An unusual and highly enjoyable evening. (Review by Michael Green)
The internationally known duo pianists Carles Lama and Sofia Cabruga provided an unusual and highly enjoyable evening when they played a programme of captivating Spanish music for the Friends of Music at the Durban Jewish Centre.
They themselves are both Spanish and they have been playing the piano together for nearly 30 years, winning a big reputation in Europe, America and the Far East.
Their Durban concert, their first appearance here, was devoted to music by the three greatest Spanish composers, contemporaries of a hundred years ago: Enrique Granados (1867–1916), Isaac Albeniz (1860-1909) and Manuel de Falla (1876-1946).
Granados died while trying to save his wife after their passenger ship was torpedoed by a German submarine in 1916; both drowned.
Albeniz spent most of his 49-year lifetime writing colourful short pieces and then in his last two years produced a 12-work piano masterpiece, Iberia.
Falla, younger than the others, was not widely known until the flying hands of the pianist Artur Rubinstein made his Ritual Fire Dance an international hit about 70 years ago.
From these composers Carles Lama and Sofia Cabruja, playing at one piano, presented 11 distinctively exotic Spanish pieces. Granados was represented by a selection from his famous suite Goyescas, written in 1911 and inspired by the paintings of Francisco Goya. The four-hand arrangement was made by Abraham Espinosa.
The performance was brilliant, vivid and robust, with the mutual empathy that one would expect from a duo who have been together for so long.
Four well-known Albeniz works named after regions of Spain, and arranged by the composer himself for four hands, brought forth more skilful playing. Perhaps the most memorable was the item called Castilla, better known in the solo version as Seguidillas, brief and brilliant.
Two strongly rhythmical and harmonically bold Spanish dances by Falla closed the programme. In response to much applause the performers gave two encores, one of them, by way of something completely different, Schubert’s Serenade.
The prelude performers of the evening, supported by the National Lotteries Commission, were two promising young Durban singers, Amanda Kosi, soprano, and Njabulo Ntobela, baritone.
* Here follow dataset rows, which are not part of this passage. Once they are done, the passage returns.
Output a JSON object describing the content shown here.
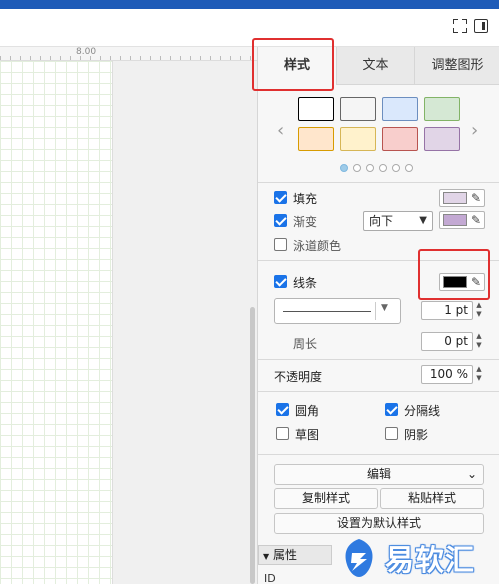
{
  "window": {
    "accent_color": "#1e5bb8"
  },
  "toolbar": {
    "icons": [
      "fullscreen-icon",
      "panel-toggle-icon"
    ]
  },
  "canvas": {
    "ruler_label": "8.00"
  },
  "tabs": [
    {
      "label": "样式",
      "active": true
    },
    {
      "label": "文本",
      "active": false
    },
    {
      "label": "调整图形",
      "active": false
    }
  ],
  "style_swatches": {
    "row1": [
      {
        "fill": "#ffffff",
        "stroke": "#000000"
      },
      {
        "fill": "#f5f5f5",
        "stroke": "#666666"
      },
      {
        "fill": "#dae8fc",
        "stroke": "#6c8ebf"
      },
      {
        "fill": "#d5e8d4",
        "stroke": "#82b366"
      }
    ],
    "row2": [
      {
        "fill": "#ffe6cc",
        "stroke": "#d79b00"
      },
      {
        "fill": "#fff2cc",
        "stroke": "#d6b656"
      },
      {
        "fill": "#f8cecc",
        "stroke": "#b85450"
      },
      {
        "fill": "#e1d5e7",
        "stroke": "#9673a6"
      }
    ],
    "page_dots": 6,
    "active_dot": 0
  },
  "fill": {
    "fill_label": "填充",
    "fill_checked": true,
    "fill_color": "#e1d5e7",
    "gradient_label": "渐变",
    "gradient_checked": true,
    "gradient_direction": "向下",
    "gradient_color": "#c3a9d3",
    "swimlane_label": "泳道颜色",
    "swimlane_checked": false
  },
  "line": {
    "line_label": "线条",
    "line_checked": true,
    "line_color": "#000000",
    "width_value": "1 pt",
    "perimeter_label": "周长",
    "perimeter_value": "0 pt"
  },
  "opacity": {
    "label": "不透明度",
    "value": "100 %"
  },
  "options": {
    "rounded_label": "圆角",
    "rounded_checked": true,
    "separator_label": "分隔线",
    "separator_checked": true,
    "sketch_label": "草图",
    "sketch_checked": false,
    "shadow_label": "阴影",
    "shadow_checked": false
  },
  "actions": {
    "edit_label": "编辑",
    "copy_style_label": "复制样式",
    "paste_style_label": "粘贴样式",
    "set_default_label": "设置为默认样式"
  },
  "properties": {
    "header": "属性",
    "id_label": "ID"
  },
  "watermark": {
    "text": "易软汇"
  }
}
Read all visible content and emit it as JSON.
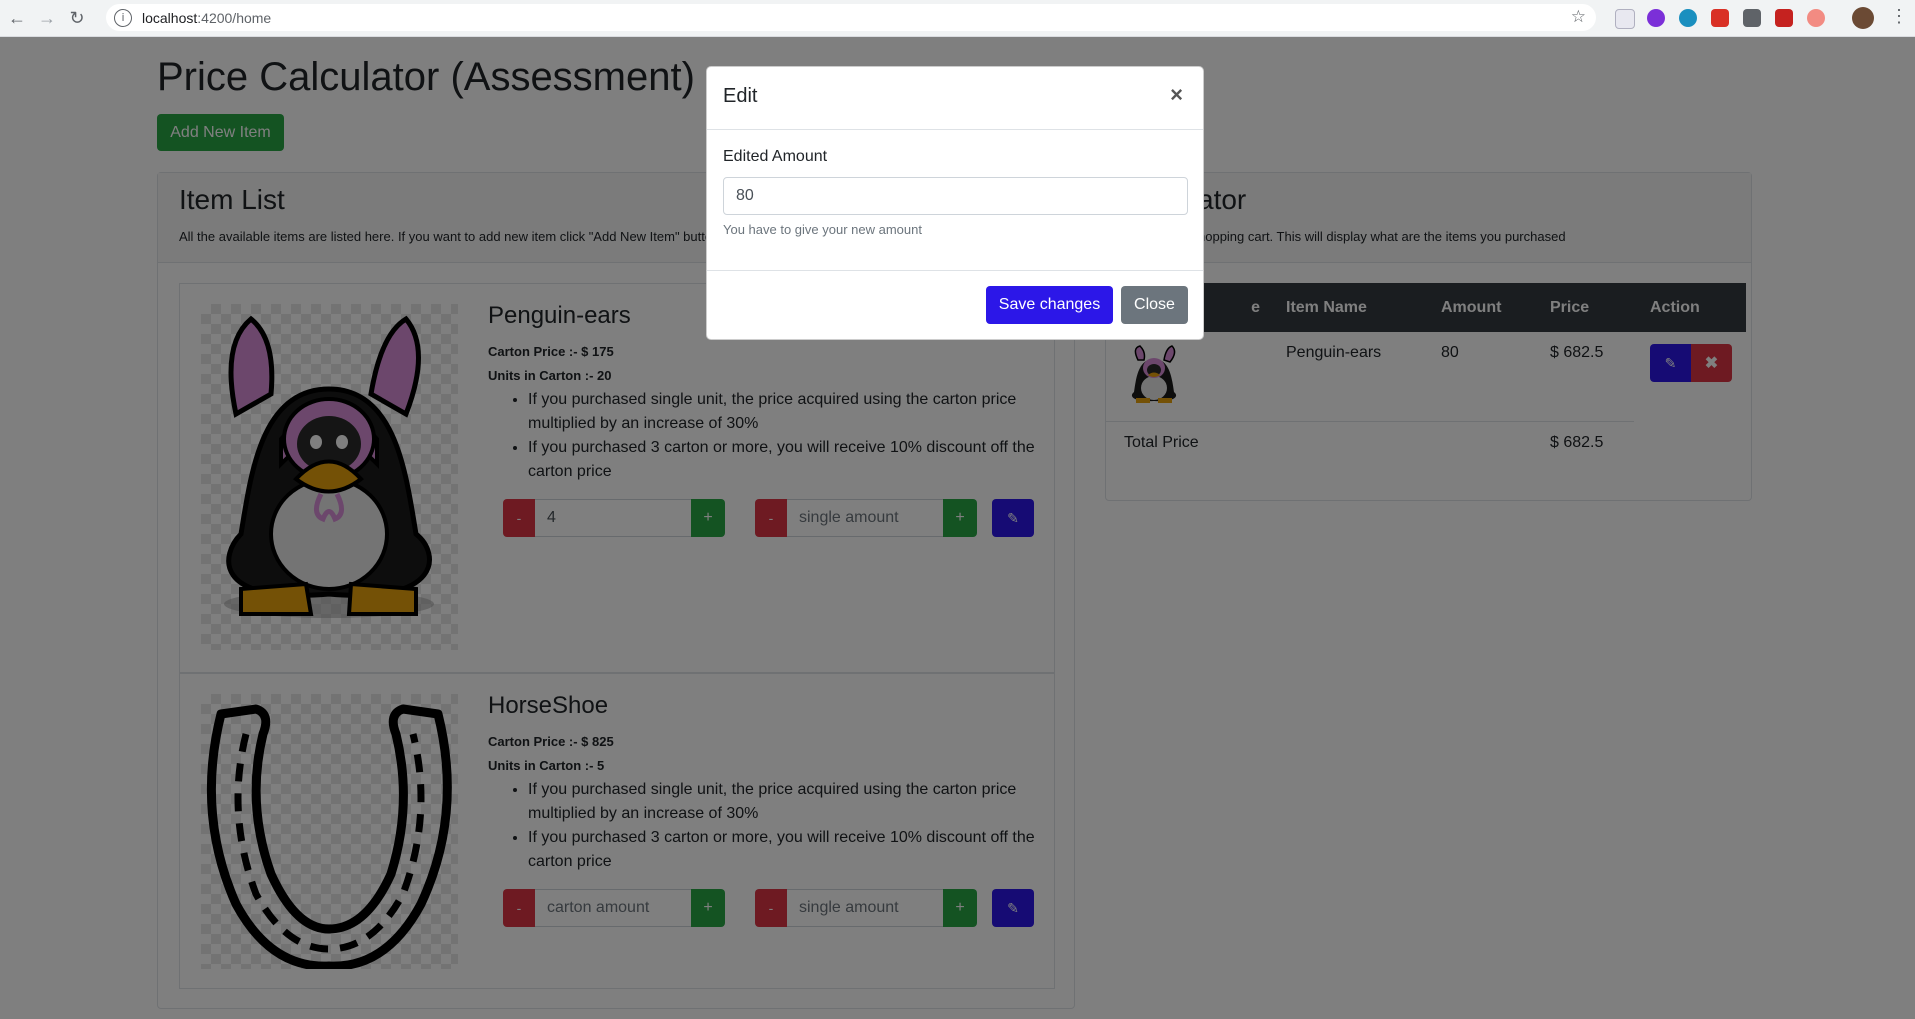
{
  "browser": {
    "url_host": "localhost",
    "url_path": ":4200/home"
  },
  "page": {
    "title": "Price Calculator (Assessment)",
    "add_button": "Add New Item"
  },
  "item_list": {
    "heading": "Item List",
    "description": "All the available items are listed here. If you want to add new item click \"Add New Item\" button",
    "items": [
      {
        "name": "Penguin-ears",
        "carton_price": "Carton Price :- $ 175",
        "units_in_carton": "Units in Carton :- 20",
        "rules": [
          "If you purchased single unit, the price acquired using the carton price multiplied by an increase of 30%",
          "If you purchased 3 carton or more, you will receive 10% discount off the carton price"
        ],
        "carton_value": "4",
        "carton_placeholder": "carton amount",
        "single_value": "",
        "single_placeholder": "single amount",
        "minus": "-",
        "plus": "+"
      },
      {
        "name": "HorseShoe",
        "carton_price": "Carton Price :- $ 825",
        "units_in_carton": "Units in Carton :- 5",
        "rules": [
          "If you purchased single unit, the price acquired using the carton price multiplied by an increase of 30%",
          "If you purchased 3 carton or more, you will receive 10% discount off the carton price"
        ],
        "carton_value": "",
        "carton_placeholder": "carton amount",
        "single_value": "",
        "single_placeholder": "single amount",
        "minus": "-",
        "plus": "+"
      }
    ]
  },
  "calculator": {
    "heading_visible": "ator",
    "description_visible": "hopping cart. This will display what are the items you purchased",
    "columns": [
      "e",
      "Item Name",
      "Amount",
      "Price",
      "Action"
    ],
    "rows": [
      {
        "name": "Penguin-ears",
        "amount": "80",
        "price": "$ 682.5"
      }
    ],
    "total_label": "Total Price",
    "total_value": "$ 682.5"
  },
  "modal": {
    "title": "Edit",
    "close_x": "×",
    "label": "Edited Amount",
    "input_value": "80",
    "help": "You have to give your new amount",
    "save": "Save changes",
    "close": "Close"
  },
  "colors": {
    "primary": "#2c17e8",
    "success": "#28a745",
    "danger": "#dc3545",
    "secondary": "#6c757d",
    "dark": "#343a40"
  },
  "icons": {
    "edit": "edit-icon",
    "delete": "x-icon"
  }
}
Accompanied at the piano by David Smith they presented arias by Rossini, Puccini and Lehar. - Michael Green